The numbers just don’t add up when it comes to crime in the City of Ironton.

Statistics show most crimes have increased from 2008. Yet arrests, reports and even traffic citations have all decreased significantly. That arithmetic simply doesn’t make sense and appears to be illustrative of accountability issues within the department.

Wouldn’t logic tell you that if the number of crimes committed jumped dramatically then, the arrests would go up at least somewhat proportionately? But that hasn’t happened.

In the city, there were 311 arrests last year, compared to 401 in 2008. The number of reports filed dropped as well, from 1,475 in 2008 to 1,350 in 2009.

But crime was clearly on the rise.

The number of thefts and burglaries increased as well the number of stolen vehicles, thefts from vehicles, assaults and rapes.

There were some positives from the annual stats and we know the department has been shorthanded part of the year but that doesn’t excuse or explain it. We have to believe more can be done with the staff that is in place.

Traffic violations are a good example.

The number of traffic citations written in 2009 dropped substantially from the year before with 567 versus 1,251.

That seems to be an excessively low number. Let’s say the IPD had an average of 10 road officers last year. This equates to each officer only writing an average of less than 60 citations, which breaks down to five a month.

With the consistent problem with speeding and running stop signs in Ironton, these numbers are simply unacceptable.

Ironton Police Chief Jim Carey said, “This shows us where our weaknesses are and where we need to improve.”

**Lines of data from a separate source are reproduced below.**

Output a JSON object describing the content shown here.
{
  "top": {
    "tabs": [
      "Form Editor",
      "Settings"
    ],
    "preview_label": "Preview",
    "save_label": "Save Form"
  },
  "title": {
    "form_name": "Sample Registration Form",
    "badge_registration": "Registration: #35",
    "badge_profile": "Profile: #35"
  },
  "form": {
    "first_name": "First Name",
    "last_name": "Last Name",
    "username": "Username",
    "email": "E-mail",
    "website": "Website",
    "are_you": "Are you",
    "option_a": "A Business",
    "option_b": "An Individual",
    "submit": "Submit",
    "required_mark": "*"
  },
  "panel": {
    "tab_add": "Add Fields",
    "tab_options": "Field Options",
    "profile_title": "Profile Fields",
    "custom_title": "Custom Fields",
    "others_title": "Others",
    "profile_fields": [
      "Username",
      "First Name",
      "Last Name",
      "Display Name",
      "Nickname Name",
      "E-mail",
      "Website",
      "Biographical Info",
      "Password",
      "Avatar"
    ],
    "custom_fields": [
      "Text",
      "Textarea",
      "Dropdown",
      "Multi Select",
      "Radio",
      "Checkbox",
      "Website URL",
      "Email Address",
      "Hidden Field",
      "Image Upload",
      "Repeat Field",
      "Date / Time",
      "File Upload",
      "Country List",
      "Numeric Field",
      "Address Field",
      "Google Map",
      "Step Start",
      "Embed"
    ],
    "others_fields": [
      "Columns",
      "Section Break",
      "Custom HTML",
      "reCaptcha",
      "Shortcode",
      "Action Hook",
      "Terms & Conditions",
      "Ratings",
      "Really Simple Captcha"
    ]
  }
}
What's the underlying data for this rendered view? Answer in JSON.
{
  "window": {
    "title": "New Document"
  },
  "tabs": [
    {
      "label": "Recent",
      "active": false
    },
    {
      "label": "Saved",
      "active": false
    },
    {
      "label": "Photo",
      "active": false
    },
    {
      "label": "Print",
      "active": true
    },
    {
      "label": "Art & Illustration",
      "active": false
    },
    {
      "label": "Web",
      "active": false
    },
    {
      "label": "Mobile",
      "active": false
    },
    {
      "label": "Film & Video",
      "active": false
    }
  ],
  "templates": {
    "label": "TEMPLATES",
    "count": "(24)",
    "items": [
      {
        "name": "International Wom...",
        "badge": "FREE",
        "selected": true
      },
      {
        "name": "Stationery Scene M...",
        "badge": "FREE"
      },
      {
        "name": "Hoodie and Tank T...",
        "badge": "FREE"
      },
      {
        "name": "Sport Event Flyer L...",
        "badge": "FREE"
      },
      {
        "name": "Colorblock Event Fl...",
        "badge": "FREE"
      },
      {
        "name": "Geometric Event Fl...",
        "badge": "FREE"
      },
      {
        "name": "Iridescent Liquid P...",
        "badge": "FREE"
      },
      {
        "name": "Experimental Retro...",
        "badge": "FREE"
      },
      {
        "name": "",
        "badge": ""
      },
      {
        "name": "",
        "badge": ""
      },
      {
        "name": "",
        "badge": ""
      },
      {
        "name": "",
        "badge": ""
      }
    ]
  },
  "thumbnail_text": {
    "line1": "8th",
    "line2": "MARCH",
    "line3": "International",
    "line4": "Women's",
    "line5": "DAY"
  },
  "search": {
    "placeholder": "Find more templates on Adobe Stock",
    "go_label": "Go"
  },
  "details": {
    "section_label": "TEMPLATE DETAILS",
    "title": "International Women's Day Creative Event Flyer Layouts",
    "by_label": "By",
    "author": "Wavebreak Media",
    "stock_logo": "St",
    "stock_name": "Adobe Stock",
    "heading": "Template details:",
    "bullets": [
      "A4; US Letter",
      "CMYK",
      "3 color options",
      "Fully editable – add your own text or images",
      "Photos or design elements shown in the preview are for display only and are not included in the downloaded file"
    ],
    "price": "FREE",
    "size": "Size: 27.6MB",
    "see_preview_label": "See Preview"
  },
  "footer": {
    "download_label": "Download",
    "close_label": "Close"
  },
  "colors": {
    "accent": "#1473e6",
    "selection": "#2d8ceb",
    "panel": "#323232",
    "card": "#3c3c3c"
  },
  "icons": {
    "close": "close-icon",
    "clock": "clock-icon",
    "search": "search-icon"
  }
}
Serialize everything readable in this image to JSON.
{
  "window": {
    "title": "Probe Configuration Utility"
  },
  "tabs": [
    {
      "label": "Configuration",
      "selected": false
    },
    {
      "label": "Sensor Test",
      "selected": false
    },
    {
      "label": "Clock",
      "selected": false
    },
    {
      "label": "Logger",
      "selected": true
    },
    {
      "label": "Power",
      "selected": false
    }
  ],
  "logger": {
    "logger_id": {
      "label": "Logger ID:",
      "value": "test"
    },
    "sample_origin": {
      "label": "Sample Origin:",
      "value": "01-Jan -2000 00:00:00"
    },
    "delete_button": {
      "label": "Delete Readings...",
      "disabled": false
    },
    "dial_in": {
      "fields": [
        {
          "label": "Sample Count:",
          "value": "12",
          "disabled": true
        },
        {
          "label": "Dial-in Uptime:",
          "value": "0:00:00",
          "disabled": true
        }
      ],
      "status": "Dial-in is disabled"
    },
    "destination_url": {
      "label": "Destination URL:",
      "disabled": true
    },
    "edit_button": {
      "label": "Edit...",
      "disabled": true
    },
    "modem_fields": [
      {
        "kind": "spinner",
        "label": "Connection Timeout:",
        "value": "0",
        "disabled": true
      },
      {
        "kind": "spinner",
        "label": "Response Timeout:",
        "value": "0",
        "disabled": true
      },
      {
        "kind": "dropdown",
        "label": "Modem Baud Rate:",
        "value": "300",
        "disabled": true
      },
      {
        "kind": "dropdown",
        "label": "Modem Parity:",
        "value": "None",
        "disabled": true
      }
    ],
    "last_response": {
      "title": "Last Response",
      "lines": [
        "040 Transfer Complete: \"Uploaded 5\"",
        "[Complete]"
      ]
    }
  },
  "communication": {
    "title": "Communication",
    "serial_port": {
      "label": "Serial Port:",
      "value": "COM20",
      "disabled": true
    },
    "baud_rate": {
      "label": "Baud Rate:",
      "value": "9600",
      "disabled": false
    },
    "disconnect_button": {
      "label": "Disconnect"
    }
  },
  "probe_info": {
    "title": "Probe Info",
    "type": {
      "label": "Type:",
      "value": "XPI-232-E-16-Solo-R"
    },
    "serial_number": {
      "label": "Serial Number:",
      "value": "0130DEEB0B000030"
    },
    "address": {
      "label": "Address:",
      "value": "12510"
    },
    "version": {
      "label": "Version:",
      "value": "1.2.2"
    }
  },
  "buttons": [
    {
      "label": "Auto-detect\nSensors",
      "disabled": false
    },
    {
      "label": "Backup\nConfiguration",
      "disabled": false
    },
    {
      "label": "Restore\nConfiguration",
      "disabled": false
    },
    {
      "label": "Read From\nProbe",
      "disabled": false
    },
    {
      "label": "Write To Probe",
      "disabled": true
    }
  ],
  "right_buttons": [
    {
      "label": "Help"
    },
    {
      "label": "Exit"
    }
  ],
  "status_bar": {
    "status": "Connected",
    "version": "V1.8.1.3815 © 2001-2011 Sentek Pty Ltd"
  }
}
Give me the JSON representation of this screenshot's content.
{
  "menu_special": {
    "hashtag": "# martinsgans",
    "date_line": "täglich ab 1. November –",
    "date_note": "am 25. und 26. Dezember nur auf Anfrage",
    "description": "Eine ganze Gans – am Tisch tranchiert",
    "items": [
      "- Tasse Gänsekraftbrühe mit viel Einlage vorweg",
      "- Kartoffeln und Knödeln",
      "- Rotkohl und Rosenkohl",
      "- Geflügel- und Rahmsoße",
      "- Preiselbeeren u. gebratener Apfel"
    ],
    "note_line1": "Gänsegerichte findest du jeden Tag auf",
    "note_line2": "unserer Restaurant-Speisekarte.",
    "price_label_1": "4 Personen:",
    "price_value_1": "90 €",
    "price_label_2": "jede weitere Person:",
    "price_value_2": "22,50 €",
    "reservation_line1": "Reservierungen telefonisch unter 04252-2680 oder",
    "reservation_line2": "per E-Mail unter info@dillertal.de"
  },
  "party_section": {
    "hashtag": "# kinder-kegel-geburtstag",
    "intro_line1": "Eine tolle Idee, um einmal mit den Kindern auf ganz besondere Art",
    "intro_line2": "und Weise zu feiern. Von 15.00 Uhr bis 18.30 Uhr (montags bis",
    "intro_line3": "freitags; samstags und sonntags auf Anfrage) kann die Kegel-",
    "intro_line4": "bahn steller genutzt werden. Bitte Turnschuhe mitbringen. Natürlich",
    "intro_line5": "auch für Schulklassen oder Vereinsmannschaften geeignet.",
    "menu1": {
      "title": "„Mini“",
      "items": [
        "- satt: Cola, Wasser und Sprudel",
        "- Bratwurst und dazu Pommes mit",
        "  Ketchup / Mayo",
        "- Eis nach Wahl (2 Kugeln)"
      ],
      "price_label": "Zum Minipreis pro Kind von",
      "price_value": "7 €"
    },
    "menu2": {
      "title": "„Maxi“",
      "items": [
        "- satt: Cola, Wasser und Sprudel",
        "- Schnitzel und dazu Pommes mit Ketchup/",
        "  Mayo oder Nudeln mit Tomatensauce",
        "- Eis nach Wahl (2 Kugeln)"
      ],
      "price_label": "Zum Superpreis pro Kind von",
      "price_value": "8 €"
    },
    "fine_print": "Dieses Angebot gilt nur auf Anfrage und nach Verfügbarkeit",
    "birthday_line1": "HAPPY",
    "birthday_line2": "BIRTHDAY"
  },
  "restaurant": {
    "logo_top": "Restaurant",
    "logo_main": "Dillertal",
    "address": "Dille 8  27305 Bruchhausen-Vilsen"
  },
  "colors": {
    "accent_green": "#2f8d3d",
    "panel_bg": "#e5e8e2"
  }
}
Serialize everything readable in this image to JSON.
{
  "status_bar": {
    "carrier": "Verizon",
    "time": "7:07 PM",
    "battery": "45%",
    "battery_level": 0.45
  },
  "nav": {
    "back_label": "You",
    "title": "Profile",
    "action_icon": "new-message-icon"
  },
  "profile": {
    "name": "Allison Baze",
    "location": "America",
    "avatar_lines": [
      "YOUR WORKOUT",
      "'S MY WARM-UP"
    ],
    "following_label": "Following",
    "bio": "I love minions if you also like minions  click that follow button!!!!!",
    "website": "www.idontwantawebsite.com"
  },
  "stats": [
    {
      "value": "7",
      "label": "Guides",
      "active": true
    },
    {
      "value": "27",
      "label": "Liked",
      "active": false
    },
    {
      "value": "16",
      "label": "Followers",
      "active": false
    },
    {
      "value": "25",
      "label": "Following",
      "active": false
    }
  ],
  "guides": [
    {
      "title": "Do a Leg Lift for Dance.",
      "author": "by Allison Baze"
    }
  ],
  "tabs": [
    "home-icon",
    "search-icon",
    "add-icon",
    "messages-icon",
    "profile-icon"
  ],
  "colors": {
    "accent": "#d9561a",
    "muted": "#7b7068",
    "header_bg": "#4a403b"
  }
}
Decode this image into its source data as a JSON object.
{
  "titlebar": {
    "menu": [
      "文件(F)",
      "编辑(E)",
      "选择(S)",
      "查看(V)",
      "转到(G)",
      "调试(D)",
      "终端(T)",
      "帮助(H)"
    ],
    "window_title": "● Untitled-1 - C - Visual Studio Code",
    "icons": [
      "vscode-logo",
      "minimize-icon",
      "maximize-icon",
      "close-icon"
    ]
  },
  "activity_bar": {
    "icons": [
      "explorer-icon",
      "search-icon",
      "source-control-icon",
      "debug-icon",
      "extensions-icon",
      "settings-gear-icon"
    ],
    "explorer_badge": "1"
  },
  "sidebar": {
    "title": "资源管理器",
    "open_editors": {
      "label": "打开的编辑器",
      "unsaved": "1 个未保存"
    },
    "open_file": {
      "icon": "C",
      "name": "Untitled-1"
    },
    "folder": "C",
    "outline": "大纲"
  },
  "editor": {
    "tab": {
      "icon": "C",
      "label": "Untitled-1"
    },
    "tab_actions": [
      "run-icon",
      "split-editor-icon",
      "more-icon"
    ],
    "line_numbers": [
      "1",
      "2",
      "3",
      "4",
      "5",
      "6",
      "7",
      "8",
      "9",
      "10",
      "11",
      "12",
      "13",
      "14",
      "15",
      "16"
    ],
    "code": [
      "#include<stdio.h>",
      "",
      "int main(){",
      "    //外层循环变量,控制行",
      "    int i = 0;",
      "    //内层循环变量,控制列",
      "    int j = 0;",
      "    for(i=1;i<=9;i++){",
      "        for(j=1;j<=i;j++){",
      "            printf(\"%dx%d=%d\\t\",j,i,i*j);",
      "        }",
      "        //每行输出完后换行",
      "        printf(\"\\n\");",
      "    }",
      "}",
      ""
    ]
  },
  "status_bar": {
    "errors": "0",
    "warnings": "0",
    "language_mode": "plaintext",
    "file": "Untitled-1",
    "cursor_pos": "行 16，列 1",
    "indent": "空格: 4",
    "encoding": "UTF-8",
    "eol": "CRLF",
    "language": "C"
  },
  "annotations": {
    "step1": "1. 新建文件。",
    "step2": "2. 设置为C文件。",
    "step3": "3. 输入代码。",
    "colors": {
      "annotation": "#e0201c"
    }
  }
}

We couldn’t agree more and urge the IPD to create a clear plan that shows exactly how our community will be cleaned up.